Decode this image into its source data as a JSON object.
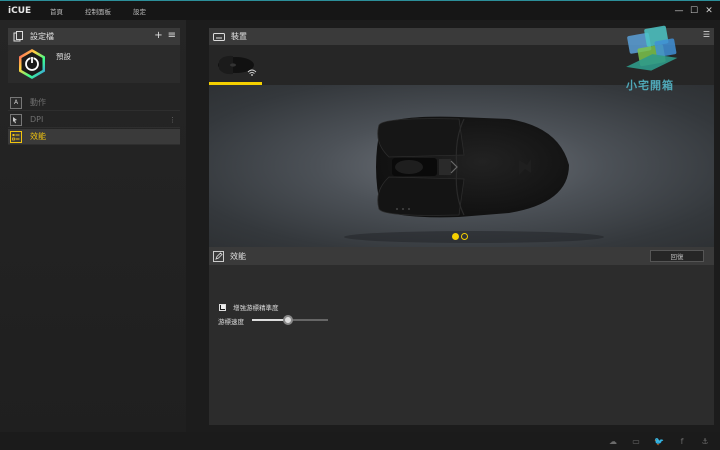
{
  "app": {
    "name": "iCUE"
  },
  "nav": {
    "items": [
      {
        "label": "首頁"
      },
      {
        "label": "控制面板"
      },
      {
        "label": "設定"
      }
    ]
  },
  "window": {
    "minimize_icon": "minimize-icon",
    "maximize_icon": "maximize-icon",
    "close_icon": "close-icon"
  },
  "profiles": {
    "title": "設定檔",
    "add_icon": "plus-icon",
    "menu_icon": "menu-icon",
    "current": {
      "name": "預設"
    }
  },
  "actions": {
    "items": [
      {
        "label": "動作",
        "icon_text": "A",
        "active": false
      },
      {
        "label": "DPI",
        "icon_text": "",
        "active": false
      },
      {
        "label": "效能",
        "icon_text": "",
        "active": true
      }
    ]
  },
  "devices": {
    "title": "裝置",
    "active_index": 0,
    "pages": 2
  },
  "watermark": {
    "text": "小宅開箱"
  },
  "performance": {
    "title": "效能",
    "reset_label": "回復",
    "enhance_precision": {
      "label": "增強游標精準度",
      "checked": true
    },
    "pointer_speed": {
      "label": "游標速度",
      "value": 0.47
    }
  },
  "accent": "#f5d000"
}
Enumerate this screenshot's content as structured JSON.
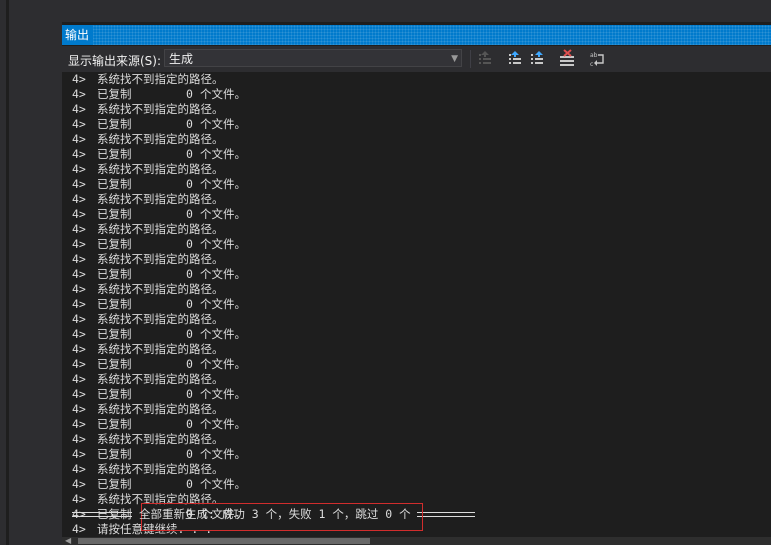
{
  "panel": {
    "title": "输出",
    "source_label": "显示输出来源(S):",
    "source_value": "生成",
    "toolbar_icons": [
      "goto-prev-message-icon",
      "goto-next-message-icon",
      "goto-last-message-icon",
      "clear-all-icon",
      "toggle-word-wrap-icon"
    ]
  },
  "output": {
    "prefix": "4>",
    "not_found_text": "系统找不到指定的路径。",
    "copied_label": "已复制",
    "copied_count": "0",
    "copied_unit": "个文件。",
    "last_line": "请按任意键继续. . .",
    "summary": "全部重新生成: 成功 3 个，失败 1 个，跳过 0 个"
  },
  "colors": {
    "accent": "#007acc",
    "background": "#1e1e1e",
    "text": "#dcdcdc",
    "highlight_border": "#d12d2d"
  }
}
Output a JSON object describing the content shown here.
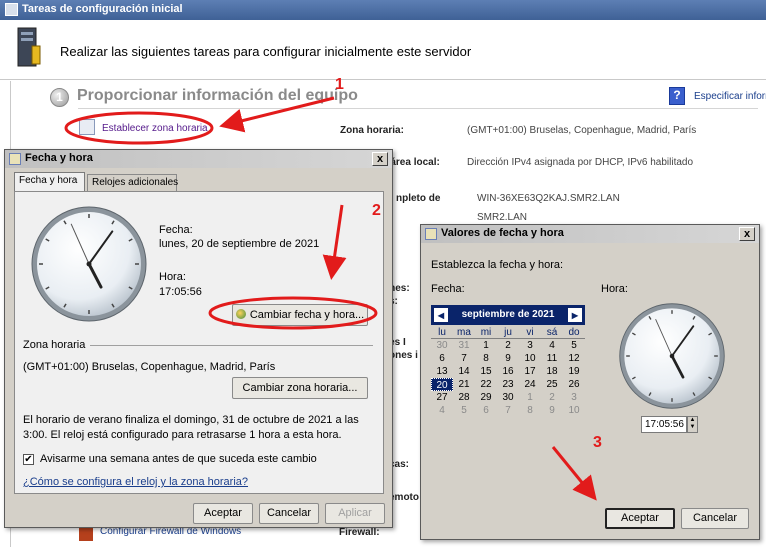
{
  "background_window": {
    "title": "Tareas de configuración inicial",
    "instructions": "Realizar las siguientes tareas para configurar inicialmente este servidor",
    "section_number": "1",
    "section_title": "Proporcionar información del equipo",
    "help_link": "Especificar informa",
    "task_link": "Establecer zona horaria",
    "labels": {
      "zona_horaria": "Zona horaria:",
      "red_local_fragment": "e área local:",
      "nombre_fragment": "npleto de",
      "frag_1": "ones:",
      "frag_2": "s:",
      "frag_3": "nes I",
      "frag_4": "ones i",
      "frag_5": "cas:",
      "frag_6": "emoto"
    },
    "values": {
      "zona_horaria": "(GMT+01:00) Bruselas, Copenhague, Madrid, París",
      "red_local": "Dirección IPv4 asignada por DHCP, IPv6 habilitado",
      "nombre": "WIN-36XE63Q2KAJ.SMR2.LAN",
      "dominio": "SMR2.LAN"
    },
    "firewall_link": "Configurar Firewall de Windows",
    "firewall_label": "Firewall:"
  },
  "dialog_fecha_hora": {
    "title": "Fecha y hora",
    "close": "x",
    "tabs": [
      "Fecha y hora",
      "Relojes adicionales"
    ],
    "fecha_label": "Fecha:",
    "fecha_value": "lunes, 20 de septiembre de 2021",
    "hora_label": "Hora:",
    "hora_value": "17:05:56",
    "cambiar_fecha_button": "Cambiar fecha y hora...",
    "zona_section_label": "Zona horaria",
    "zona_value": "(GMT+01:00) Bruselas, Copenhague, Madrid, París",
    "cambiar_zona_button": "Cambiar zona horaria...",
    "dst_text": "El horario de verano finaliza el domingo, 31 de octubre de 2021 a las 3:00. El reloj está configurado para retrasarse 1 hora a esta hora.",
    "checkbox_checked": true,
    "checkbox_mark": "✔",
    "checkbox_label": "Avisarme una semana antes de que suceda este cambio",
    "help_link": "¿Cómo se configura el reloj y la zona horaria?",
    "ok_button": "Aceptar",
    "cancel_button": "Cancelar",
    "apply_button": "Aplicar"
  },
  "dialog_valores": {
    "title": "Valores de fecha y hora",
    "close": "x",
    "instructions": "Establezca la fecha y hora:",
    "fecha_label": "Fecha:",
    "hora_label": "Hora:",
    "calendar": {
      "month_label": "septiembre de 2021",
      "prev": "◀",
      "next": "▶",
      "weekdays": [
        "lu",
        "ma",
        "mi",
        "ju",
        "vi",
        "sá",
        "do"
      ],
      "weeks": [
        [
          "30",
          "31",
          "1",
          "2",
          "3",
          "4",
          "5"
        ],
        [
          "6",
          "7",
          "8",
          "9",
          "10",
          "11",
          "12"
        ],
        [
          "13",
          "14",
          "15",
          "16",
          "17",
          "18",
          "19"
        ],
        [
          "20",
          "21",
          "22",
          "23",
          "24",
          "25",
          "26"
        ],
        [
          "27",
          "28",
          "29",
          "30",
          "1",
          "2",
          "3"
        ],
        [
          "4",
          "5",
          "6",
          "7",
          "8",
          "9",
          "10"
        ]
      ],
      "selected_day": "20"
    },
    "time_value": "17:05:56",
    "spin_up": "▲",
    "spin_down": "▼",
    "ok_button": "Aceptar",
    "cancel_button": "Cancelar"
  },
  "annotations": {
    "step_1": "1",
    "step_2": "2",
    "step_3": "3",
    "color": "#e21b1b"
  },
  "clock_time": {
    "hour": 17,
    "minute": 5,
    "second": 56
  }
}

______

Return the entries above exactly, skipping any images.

◆ Solution to this problem:
Decode this image into its source data as a JSON object.
{
  "app": {
    "name": "iCUE"
  },
  "nav": {
    "items": [
      {
        "label": "首頁"
      },
      {
        "label": "控制面板"
      },
      {
        "label": "設定"
      }
    ]
  },
  "window": {
    "minimize_icon": "minimize-icon",
    "maximize_icon": "maximize-icon",
    "close_icon": "close-icon"
  },
  "profiles": {
    "title": "設定檔",
    "add_icon": "plus-icon",
    "menu_icon": "menu-icon",
    "current": {
      "name": "預設"
    }
  },
  "actions": {
    "items": [
      {
        "label": "動作",
        "icon_text": "A",
        "active": false
      },
      {
        "label": "DPI",
        "icon_text": "",
        "active": false
      },
      {
        "label": "效能",
        "icon_text": "",
        "active": true
      }
    ]
  },
  "devices": {
    "title": "裝置",
    "active_index": 0,
    "pages": 2
  },
  "watermark": {
    "text": "小宅開箱"
  },
  "performance": {
    "title": "效能",
    "reset_label": "回復",
    "enhance_precision": {
      "label": "增強游標精準度",
      "checked": true
    },
    "pointer_speed": {
      "label": "游標速度",
      "value": 0.47
    }
  },
  "accent": "#f5d000"
}
Enumerate this screenshot's content as structured JSON.
{
  "panel": {
    "title": "输出",
    "source_label": "显示输出来源(S):",
    "source_value": "生成",
    "toolbar_icons": [
      "goto-prev-message-icon",
      "goto-next-message-icon",
      "goto-last-message-icon",
      "clear-all-icon",
      "toggle-word-wrap-icon"
    ]
  },
  "output": {
    "prefix": "4>",
    "not_found_text": "系统找不到指定的路径。",
    "copied_label": "已复制",
    "copied_count": "0",
    "copied_unit": "个文件。",
    "last_line": "请按任意键继续. . .",
    "summary": "全部重新生成: 成功 3 个，失败 1 个，跳过 0 个"
  },
  "colors": {
    "accent": "#007acc",
    "background": "#1e1e1e",
    "text": "#dcdcdc",
    "highlight_border": "#d12d2d"
  }
}
Output a JSON object describing the content shown here.
{
  "background_window": {
    "title": "Tareas de configuración inicial",
    "instructions": "Realizar las siguientes tareas para configurar inicialmente este servidor",
    "section_number": "1",
    "section_title": "Proporcionar información del equipo",
    "help_link": "Especificar informa",
    "task_link": "Establecer zona horaria",
    "labels": {
      "zona_horaria": "Zona horaria:",
      "red_local_fragment": "e área local:",
      "nombre_fragment": "npleto de",
      "frag_1": "ones:",
      "frag_2": "s:",
      "frag_3": "nes I",
      "frag_4": "ones i",
      "frag_5": "cas:",
      "frag_6": "emoto"
    },
    "values": {
      "zona_horaria": "(GMT+01:00) Bruselas, Copenhague, Madrid, París",
      "red_local": "Dirección IPv4 asignada por DHCP, IPv6 habilitado",
      "nombre": "WIN-36XE63Q2KAJ.SMR2.LAN",
      "dominio": "SMR2.LAN"
    },
    "firewall_link": "Configurar Firewall de Windows",
    "firewall_label": "Firewall:"
  },
  "dialog_fecha_hora": {
    "title": "Fecha y hora",
    "close": "x",
    "tabs": [
      "Fecha y hora",
      "Relojes adicionales"
    ],
    "fecha_label": "Fecha:",
    "fecha_value": "lunes, 20 de septiembre de 2021",
    "hora_label": "Hora:",
    "hora_value": "17:05:56",
    "cambiar_fecha_button": "Cambiar fecha y hora...",
    "zona_section_label": "Zona horaria",
    "zona_value": "(GMT+01:00) Bruselas, Copenhague, Madrid, París",
    "cambiar_zona_button": "Cambiar zona horaria...",
    "dst_text": "El horario de verano finaliza el domingo, 31 de octubre de 2021 a las 3:00. El reloj está configurado para retrasarse 1 hora a esta hora.",
    "checkbox_checked": true,
    "checkbox_mark": "✔",
    "checkbox_label": "Avisarme una semana antes de que suceda este cambio",
    "help_link": "¿Cómo se configura el reloj y la zona horaria?",
    "ok_button": "Aceptar",
    "cancel_button": "Cancelar",
    "apply_button": "Aplicar"
  },
  "dialog_valores": {
    "title": "Valores de fecha y hora",
    "close": "x",
    "instructions": "Establezca la fecha y hora:",
    "fecha_label": "Fecha:",
    "hora_label": "Hora:",
    "calendar": {
      "month_label": "septiembre de 2021",
      "prev": "◀",
      "next": "▶",
      "weekdays": [
        "lu",
        "ma",
        "mi",
        "ju",
        "vi",
        "sá",
        "do"
      ],
      "weeks": [
        [
          "30",
          "31",
          "1",
          "2",
          "3",
          "4",
          "5"
        ],
        [
          "6",
          "7",
          "8",
          "9",
          "10",
          "11",
          "12"
        ],
        [
          "13",
          "14",
          "15",
          "16",
          "17",
          "18",
          "19"
        ],
        [
          "20",
          "21",
          "22",
          "23",
          "24",
          "25",
          "26"
        ],
        [
          "27",
          "28",
          "29",
          "30",
          "1",
          "2",
          "3"
        ],
        [
          "4",
          "5",
          "6",
          "7",
          "8",
          "9",
          "10"
        ]
      ],
      "selected_day": "20"
    },
    "time_value": "17:05:56",
    "spin_up": "▲",
    "spin_down": "▼",
    "ok_button": "Aceptar",
    "cancel_button": "Cancelar"
  },
  "annotations": {
    "step_1": "1",
    "step_2": "2",
    "step_3": "3",
    "color": "#e21b1b"
  },
  "clock_time": {
    "hour": 17,
    "minute": 5,
    "second": 56
  }
}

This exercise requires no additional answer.